Yesterday evening, I went to pick up our take-out. (We do not use delivery services, because they’re bad for restaurants.) I realized as I did that it was the first time I’d left the house in something like a week to go farther than the mailbox—we live on a cul-de-sac now, and our mailbox is at the entrance. I hadn’t been in my car in a week. And, no, I haven’t spent that whole time sitting around watching Perry Mason, but yeah, I’ve spent a lot of it sitting around watching Perry Mason. Among other things, because I have been watching more than just that, but still. I think the amount of watching what I want to watch has gone up because we got the house, even though it should’ve gone down because the schools are closed.
Generally, in the mornings now, I don’t turn on the TV until I get my son Simon through his schoolwork. Because that’s not going to happen if he has his focus interrupted by his sister’s choosing to watch Pocoyo or what have you. (Actually, this article is late because I was in the middle of writing it when I realized that he had a virtual author meeting for his class!) But once his schoolwork is done, the TV goes on and often stays on for the rest of the day, because ours is not a household obsessed with limiting screentime. Though the kids don’t get to choose all the time, and we’re becoming much closer to my childhood “you can watch if you want to watch what Mom does.”
We even have two TVs now, the big one in the bedroom and a small one in our living room. Because our house is big enough so that we aren’t listening to one another’s shows all the time, in part, and because it’s easier for me to do things in the living room if there’s sound. So I’ve started watching stuff it’s okay for the kids to watch in the living room while I sew or sort patterns or whatever. (Unpack, of course.) Which can often mean two different child-friendly things playing at once, if the kids decide they’d rather watch Paw Patrol than Flight of the Navigator, the heathens.
But what I’ve noticed is that, with very few exceptions, I’m still doing mostly comfort-watching. I think the most emotionally complicated thing I’ve watched since lockdown began a lifetime ago is Key Largo. Maybe The Big Sleep, if you think that’s more challenging. Nothing that I’m sure will make me cry; I’ve even been sparing of the Pixar, because I don’t think I can take losing Bing Bong right now. The kids were watching Big Hero 6 the other day, and I’m glad I wasn’t there for the most emotional parts of that.
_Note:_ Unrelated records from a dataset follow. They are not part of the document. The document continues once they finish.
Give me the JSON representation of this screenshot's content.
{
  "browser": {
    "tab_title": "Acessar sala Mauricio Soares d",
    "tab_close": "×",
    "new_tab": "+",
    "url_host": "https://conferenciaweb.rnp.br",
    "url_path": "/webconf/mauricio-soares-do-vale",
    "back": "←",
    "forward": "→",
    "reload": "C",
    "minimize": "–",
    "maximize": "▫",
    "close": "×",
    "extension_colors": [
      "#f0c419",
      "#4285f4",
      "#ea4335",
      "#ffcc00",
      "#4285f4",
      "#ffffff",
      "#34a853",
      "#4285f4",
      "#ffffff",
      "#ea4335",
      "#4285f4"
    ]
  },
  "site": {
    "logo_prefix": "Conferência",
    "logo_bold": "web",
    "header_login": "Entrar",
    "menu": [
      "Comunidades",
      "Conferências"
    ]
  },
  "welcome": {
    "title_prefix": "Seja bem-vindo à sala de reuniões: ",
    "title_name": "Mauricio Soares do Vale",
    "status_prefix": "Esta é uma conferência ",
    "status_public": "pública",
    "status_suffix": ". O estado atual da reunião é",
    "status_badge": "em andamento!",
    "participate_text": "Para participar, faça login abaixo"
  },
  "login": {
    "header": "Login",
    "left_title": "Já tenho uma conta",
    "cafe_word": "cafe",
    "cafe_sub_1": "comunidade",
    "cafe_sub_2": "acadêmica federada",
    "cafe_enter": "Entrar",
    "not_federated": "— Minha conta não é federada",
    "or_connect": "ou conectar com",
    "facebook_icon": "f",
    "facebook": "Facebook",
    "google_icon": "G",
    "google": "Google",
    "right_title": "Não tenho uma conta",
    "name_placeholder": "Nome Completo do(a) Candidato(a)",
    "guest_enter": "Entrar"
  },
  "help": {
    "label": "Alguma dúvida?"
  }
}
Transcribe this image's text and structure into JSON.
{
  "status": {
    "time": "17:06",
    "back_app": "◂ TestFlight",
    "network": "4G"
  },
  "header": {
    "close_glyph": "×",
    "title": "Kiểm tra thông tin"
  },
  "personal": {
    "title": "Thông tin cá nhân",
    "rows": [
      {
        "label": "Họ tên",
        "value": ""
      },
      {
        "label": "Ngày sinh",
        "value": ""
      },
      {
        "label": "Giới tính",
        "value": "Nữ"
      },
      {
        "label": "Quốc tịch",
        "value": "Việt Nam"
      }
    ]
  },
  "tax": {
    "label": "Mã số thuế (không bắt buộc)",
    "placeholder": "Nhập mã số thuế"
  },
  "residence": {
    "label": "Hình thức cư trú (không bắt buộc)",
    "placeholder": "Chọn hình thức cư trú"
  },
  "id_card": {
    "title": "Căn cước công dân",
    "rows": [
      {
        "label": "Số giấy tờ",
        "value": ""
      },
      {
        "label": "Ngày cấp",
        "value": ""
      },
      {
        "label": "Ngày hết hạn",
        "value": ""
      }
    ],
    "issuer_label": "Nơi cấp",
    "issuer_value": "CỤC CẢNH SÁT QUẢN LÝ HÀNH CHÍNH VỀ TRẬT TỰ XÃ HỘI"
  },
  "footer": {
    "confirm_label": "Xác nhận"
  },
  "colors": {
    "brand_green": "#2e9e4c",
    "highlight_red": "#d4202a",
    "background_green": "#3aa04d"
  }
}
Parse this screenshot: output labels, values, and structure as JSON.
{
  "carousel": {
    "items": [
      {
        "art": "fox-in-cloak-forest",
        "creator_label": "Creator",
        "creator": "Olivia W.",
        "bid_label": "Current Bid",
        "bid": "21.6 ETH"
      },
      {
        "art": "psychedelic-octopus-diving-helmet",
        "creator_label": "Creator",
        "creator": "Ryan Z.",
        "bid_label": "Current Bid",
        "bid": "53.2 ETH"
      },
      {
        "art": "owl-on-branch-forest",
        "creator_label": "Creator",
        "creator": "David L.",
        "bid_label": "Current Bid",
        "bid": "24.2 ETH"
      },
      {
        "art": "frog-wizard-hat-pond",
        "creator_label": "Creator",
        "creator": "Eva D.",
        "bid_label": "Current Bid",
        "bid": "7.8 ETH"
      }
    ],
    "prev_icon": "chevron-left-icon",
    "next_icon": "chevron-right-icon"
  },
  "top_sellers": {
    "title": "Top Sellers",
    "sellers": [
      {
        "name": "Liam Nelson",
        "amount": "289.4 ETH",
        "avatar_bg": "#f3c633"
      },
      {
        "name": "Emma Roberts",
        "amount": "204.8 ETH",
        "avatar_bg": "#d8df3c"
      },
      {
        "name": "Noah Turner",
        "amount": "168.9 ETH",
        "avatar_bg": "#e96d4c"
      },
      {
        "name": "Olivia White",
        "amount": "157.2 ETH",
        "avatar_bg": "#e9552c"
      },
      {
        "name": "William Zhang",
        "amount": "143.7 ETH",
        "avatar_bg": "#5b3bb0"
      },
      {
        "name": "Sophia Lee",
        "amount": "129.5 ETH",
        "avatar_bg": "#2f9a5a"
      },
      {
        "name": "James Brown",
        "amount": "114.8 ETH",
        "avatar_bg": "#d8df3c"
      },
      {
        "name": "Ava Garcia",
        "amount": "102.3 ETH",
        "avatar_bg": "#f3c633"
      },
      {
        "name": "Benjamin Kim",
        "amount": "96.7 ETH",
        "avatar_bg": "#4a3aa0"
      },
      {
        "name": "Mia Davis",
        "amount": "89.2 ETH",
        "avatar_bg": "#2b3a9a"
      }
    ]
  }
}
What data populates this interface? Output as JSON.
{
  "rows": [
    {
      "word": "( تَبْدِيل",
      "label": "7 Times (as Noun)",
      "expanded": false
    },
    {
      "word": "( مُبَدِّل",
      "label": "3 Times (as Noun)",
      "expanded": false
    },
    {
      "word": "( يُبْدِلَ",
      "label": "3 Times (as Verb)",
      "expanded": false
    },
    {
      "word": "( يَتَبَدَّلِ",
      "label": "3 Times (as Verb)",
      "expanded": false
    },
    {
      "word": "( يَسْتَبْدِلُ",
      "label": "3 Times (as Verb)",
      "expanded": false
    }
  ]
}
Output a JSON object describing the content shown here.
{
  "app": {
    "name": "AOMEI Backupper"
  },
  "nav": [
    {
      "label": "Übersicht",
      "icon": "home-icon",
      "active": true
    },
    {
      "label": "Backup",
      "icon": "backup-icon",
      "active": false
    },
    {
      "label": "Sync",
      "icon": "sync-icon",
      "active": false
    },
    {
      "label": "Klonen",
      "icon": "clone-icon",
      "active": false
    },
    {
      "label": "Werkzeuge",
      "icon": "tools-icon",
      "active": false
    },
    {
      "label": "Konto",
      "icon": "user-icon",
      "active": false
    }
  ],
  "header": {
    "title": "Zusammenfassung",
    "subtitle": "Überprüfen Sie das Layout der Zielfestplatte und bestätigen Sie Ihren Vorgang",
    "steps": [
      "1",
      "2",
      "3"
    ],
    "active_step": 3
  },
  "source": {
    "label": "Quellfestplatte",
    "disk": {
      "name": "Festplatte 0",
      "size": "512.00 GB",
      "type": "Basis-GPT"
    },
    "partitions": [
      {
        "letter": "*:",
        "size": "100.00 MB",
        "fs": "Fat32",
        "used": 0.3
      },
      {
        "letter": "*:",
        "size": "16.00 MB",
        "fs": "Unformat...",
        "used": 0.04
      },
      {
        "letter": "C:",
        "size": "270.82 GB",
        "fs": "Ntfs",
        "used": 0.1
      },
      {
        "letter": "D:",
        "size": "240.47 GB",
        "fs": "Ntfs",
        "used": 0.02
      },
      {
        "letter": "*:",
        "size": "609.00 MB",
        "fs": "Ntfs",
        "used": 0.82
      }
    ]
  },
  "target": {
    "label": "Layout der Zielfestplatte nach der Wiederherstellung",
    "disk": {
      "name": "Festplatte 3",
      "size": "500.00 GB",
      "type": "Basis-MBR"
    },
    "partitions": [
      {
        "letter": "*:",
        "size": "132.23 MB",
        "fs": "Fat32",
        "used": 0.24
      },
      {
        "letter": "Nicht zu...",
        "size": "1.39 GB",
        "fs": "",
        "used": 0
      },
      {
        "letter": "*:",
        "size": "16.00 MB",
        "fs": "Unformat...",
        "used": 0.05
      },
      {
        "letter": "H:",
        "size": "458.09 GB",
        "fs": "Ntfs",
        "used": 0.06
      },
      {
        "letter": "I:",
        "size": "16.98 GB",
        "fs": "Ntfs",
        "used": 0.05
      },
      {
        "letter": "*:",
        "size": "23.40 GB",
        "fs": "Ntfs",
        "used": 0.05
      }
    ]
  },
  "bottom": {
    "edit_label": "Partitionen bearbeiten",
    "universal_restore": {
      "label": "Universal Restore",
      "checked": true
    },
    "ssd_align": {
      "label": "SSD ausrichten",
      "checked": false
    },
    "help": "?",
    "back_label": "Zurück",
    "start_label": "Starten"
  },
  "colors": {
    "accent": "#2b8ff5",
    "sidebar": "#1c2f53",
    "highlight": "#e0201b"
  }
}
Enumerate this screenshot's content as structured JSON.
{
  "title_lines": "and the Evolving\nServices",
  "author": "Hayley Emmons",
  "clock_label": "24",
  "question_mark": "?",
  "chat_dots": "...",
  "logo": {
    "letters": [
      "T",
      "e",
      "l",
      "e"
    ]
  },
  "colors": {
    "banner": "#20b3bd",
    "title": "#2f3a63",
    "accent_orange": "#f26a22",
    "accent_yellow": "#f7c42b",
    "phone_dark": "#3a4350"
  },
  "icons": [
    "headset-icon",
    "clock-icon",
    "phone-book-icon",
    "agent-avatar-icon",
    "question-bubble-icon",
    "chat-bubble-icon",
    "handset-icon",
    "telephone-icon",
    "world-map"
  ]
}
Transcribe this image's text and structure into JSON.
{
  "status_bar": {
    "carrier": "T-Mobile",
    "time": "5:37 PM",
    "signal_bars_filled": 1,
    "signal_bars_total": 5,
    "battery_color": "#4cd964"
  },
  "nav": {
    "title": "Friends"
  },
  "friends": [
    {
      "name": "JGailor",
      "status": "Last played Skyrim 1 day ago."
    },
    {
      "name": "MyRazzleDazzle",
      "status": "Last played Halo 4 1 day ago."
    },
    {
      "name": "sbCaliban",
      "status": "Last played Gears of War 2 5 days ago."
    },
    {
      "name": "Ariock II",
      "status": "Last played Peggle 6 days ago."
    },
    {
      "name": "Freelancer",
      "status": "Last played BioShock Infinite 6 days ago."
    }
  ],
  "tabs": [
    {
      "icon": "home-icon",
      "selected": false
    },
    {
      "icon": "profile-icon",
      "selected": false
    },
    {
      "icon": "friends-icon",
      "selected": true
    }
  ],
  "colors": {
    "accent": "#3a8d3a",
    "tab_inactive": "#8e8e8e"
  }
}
I want to feel safe. The world outside doesn’t feel safe. I don’t know when it will again—so nice that I can’t have Renaissance faire this summer but we can have police brutality, huh? So, yes, I’d rather watch Time Team and Columbo and Remington Steele and things, and the Disney movies of my childhood, and things that remind me of happier, healthier times. I’m sure I’m not the only one doing that. Why wouldn’t you?